Intensive glucose control no better than standard treatment after stroke
Intensive glucose control for up to 72 hours was no better than standard therapy in terms of improving outcomes in hospitalized patients with hyperglycaemia and acute ischaemic stroke in the SHINE* trial, suggesting that intensive glucose control may not be useful in this setting.
The two treatments were equally effective at helping the patients recover from stroke. After 90 days, about 20 percent of the patients showed favourable outcomes regardless of whether they received intensive glucose control or standard treatment. Severe hypoglycaemia (glucose level <40 mg/dL) occurred only in patients receiving intensive glucose control (15 vs 0, for a risk difference of 2.58 percent); p<0. 001). [JAMA 2019;doi:10.1001/jama.2019.9346]

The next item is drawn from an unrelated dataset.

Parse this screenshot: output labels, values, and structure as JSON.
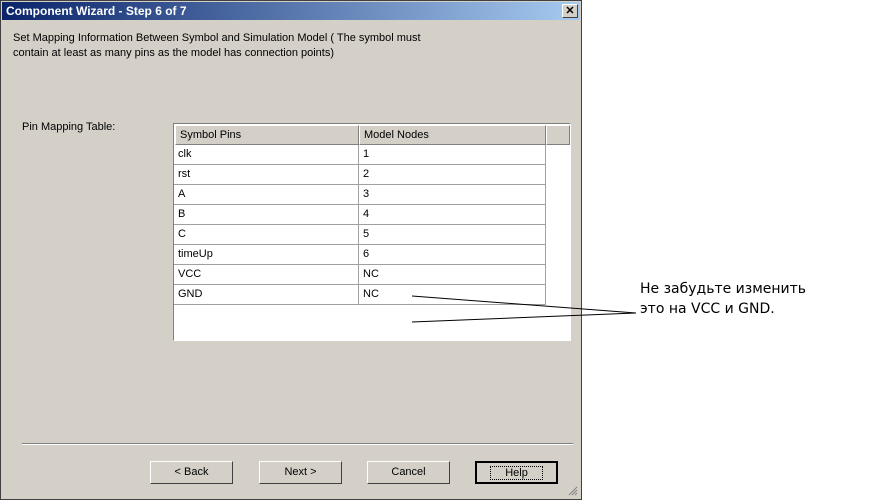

“The extra risks associated with aggressive treatment were not worth it,” said lead investigator Dr Karen Johnston, professor of neurology and associate vice president of clinical and translational research at the University of Virginia in Charlottesville, Virginia, US. “We are grateful to the patients and research teams … who helped us answer this important question. Patients around the world will benefit [from these findings].”

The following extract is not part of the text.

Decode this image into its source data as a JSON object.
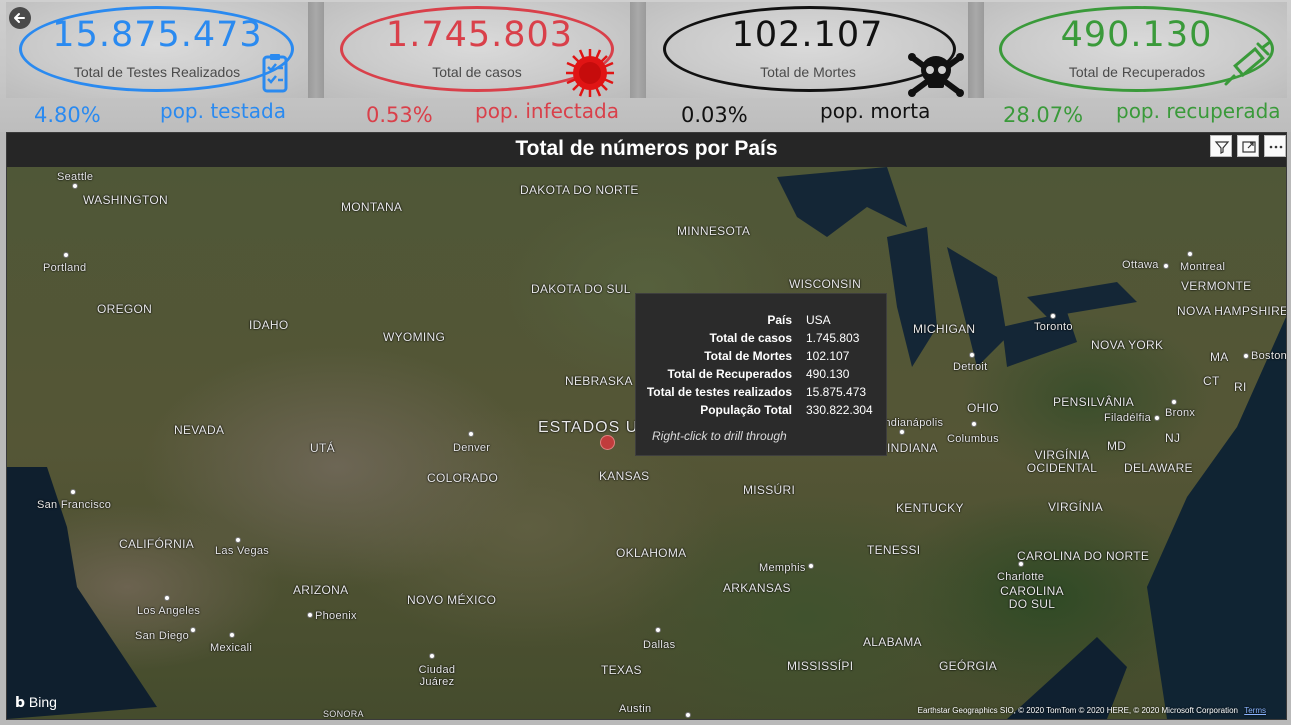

No differences in functional outcomes
During treatment, the mean blood glucose level was 118 mg/dL with intensive glucose treatment vs 179 mg/dL with standard treatment. A favourable outcome occurred in 119 patients (20.5 percent) in the intensive treatment group vs 123 patients (21.6 percent) in the standard treatment group, for an adjusted relative risk (RR) of 0.97 (95 percent confidence interval [CI], 0.87-1.08; p=0.55).
The additional per protocol analysis did not show any significant between-group difference, so did the post hoc analysis of the primary outcome. Similarly, there were no differences in the prespecified secondary 90-day outcomes of minimal residual neurological deficits (NIHSS score), minimal residual limitations in activities of daily living (Barthel Index), and stroke specific quality of life score.
Hypoglycaemia higher with intensive treatment
Treatment was stopped early for hypoglycaemia or other adverse events in 65 patients (11.2 percent) in the intensive treatment group and in 18 patients (3.2 percent) in the standard treatment group. There were no neurological worsening events related to hypoglycaemia. However, the proportion of patients with hypoglycaemia that was reported as a serious adverse event was higher with intensive treatment (3.6 percent vs 0.35 percent with standard treatment).
Death occurred in 54 patients (9.3 percent) in the intensive treatment group and in 65 patients (11.4 percent) in the standard treatment group, for a risk difference of 2.11 percent. Intensive glucose control also necessitated a higher level of care vs standard treatment, with increased supervision from nursing staff.
The study included 1,151 adult patients who developed hyperglycaemia (blood glucose 110 mg/dL with diabetes or 150 mg/dL without diabetes) after an acute ischaemic stroke, and enrolled within 12 hours from stroke onset at 63 US sites. Mean age of the patients was 66 years, 46 percent were women, and 80 percent had diabetes.
Patients were randomized to receive continuous intravenous insulin to a blood glucose target of 80–130 mg/dL (intensive treatment; n=581) or subcutaneous insulin on a sliding scale to a target of 80–179 mg/dL (standard treatment; n=570) for up to 72 hours.
After 90 days, the patients were evaluated for disability, neurologic function, and quality of life. Primary outcome was the proportion of patients with a favourable outcome based on the 90-day modified Rankin Scale score, a global stroke disability scale (0=no symptoms or completely recovered; 6=death), adjusted for baseline stroke severity.
The trial was stopped early when the preplanned interim analysis showed that intensive glucose control did not yield a significant difference in favourable outcomes vs standard treatment.